Perennials, (usually suffrutes-cent, roots with shoots from adventitious buds), strongly scented (with glucosinolates), (glaucescent). Stems erect, 2-7(-10) dm, glabrescent or sparsely pubescent basally. Basal leaves: blade elliptic to obovate, 2-15 cm × 10-60(-80) mm, margins sinuate to deeply pinnatifid, (2-5 lobes each side). Cauline leaves petiolate; similar to basal, (distal cauline shortly petiolate, blade similar, with narrower segments), surfaces usually glabrescent. Fruiting pedicels 8-35 mm. Flowers: sepals 4-6 mm, glabrous or pubescent, trichomes straight; petals yellow, 7-11(-13) × 5-8 mm, (apex rounded); filaments 4-8 mm; anthers 2.5-3 mm; gynophore 0.5-3 mm. Fruits usually erect, rarely ascending, (somewhat torulose, slightly compressed), 2-5 cm × 1.5-2.5 mm; terminal segment (stout), beaklike, 1.5-3 mm, seedless; (ovules 20-32(-46) per ovary). Seeds 1-1.3 × 0.6-0.9 mm. 2n = 22. Flowering spring-fall. Waste places, disturbed areas, wharf and railroad ballast, sandy beaches, muddy shores, wet woods, mountain slopes; 0-2100 m; introduced; N.S., Ont., Que.; Ariz., Calif., Conn., Fla., Ga., Ind., Maine, Mass., Mich., Mo., N.J., N.Mex., N.Y., Ohio, Oreg., Pa., Tex.; Eurasia; Africa; introduced also in South America (Argentina), Australia. Diplotaxis tenuifolia was introduced from Europe as a ballast plant in the last century. It may have failed to persist in some of the recorded provinces and states.
Perennial herb 30 cm - 0.8 m tall Stem: upright, hairless or nearly so. Leaves: below the middle of the stem, pinnately divided to toothed, reverse lance-shaped to narrowly oblong, somewhat fleshy with a waxy coating (glaucous). The leaves have an unpleasant smell when crushed. Flowers: yellow. Sepals 5 - 8 mm long. Petals four, over 1 cm long. Stamens six. Fruit: a long, narrow pod, on a stipe (a type of supporting stalk), ascending, 2 - 5 cm long, each of the two sides with a prominent midvein. Seeds in two rows in each chamber.
Similar species: Diplotaxis muralis is similar but has leaves mainly at or near the base, longer sepals (2.5 - 5 mm), and fruit which is not on a stipe.
Flowering: late May to late September
Habitat and ecology: Introduced from Europe. Rare in the Chicago Region. Has been found along railroad tracks in ballast and on the weedy embankment of a highway. Look for it in waste ground.

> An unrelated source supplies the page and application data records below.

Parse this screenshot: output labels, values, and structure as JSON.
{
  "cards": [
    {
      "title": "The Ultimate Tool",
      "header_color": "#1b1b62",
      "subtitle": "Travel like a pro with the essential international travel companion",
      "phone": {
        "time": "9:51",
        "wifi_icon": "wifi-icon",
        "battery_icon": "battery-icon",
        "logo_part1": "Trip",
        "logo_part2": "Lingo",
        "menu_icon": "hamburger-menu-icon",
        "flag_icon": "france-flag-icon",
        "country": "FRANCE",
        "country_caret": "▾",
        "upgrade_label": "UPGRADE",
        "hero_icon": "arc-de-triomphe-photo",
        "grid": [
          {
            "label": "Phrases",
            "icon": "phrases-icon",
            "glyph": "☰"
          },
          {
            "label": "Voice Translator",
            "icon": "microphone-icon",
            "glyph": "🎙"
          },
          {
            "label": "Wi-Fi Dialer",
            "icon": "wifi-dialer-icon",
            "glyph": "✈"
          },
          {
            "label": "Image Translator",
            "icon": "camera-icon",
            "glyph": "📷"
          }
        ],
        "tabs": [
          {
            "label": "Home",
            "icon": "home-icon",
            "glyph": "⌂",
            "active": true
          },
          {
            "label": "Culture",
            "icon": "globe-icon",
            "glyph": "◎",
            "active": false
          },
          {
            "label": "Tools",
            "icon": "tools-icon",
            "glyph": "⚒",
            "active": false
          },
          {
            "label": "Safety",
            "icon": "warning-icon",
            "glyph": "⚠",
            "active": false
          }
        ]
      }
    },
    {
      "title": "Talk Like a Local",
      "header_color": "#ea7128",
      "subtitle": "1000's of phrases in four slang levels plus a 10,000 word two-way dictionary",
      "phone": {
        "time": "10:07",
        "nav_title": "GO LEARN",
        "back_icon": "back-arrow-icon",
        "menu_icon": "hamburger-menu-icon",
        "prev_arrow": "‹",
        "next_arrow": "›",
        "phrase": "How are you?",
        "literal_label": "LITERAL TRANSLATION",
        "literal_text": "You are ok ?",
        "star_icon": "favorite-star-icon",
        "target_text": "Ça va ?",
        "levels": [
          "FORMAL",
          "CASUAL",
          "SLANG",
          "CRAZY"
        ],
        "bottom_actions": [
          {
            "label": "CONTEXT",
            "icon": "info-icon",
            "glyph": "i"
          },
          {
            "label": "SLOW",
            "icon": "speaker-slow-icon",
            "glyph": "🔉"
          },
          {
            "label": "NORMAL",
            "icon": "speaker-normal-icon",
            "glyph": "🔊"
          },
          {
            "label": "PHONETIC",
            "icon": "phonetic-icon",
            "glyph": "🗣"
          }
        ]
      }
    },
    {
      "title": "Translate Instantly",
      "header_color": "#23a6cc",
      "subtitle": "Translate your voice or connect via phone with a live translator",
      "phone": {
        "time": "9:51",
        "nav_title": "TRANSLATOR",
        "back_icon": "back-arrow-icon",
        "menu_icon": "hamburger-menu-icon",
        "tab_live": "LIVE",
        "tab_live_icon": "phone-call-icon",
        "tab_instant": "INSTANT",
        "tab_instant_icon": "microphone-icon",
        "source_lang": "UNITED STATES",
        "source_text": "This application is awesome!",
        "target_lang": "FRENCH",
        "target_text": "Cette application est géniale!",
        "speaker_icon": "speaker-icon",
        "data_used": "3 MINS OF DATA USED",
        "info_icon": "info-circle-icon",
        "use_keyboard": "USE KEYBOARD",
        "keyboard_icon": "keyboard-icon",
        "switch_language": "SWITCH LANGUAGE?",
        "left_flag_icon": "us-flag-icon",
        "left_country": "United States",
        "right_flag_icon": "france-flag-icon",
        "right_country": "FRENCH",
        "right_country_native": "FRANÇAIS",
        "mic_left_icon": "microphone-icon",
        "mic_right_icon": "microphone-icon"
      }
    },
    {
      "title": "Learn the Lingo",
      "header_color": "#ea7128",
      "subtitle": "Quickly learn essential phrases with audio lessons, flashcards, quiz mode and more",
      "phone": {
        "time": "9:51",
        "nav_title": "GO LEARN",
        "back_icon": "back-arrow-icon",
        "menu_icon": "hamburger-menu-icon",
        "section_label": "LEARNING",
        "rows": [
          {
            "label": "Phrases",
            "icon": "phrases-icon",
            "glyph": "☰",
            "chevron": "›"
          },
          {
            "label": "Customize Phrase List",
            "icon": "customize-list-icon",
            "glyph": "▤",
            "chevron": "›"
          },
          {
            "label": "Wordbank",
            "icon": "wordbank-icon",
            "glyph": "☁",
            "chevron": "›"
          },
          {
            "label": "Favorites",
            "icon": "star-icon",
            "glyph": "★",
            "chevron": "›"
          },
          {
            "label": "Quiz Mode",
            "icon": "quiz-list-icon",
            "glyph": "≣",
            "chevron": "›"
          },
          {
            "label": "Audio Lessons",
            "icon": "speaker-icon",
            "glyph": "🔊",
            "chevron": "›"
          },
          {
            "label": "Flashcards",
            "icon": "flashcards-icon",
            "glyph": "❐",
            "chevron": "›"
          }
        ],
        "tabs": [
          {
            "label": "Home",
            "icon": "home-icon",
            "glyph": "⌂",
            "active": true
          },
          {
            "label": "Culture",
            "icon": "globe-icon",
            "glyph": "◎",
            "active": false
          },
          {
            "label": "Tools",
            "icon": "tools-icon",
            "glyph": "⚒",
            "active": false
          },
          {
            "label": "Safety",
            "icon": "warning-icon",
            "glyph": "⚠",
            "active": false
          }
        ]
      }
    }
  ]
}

Occurence in the Chicago region: non-native
Etymology: Diplotaxis comes from the Greek word diploos, meaning double, and taxis, meaning row, which refers to the double row of seeds in the pod. Tenuifolia means "of walls."
Glabrous or subglabrous, taprooted perennial (but sometimes blooming the first year), erect, 3-8 dm; lvs mostly cauline but below the middle of the stem, somewhat fleshy and glaucous, foetid when crushed, oblanceolate to narrowly oblong, toothed to more often deeply pinnatifid; lower pedicels becoming remote and 2-3 cm; pet yellow; frs ascending, 2-5 cm, the base of the valves elevated 1-2 mm above the scars of the perianth; 2n=22. Native of Europe, established as a weed in waste places here and there in our range, especially northward, and in w. U.S. May-Sept.
Gleason, Henry A. & Cronquist, Arthur J. 1991. Manual of vascular plants of northeastern United States and adjacent Canada. lxxv + 910 pp.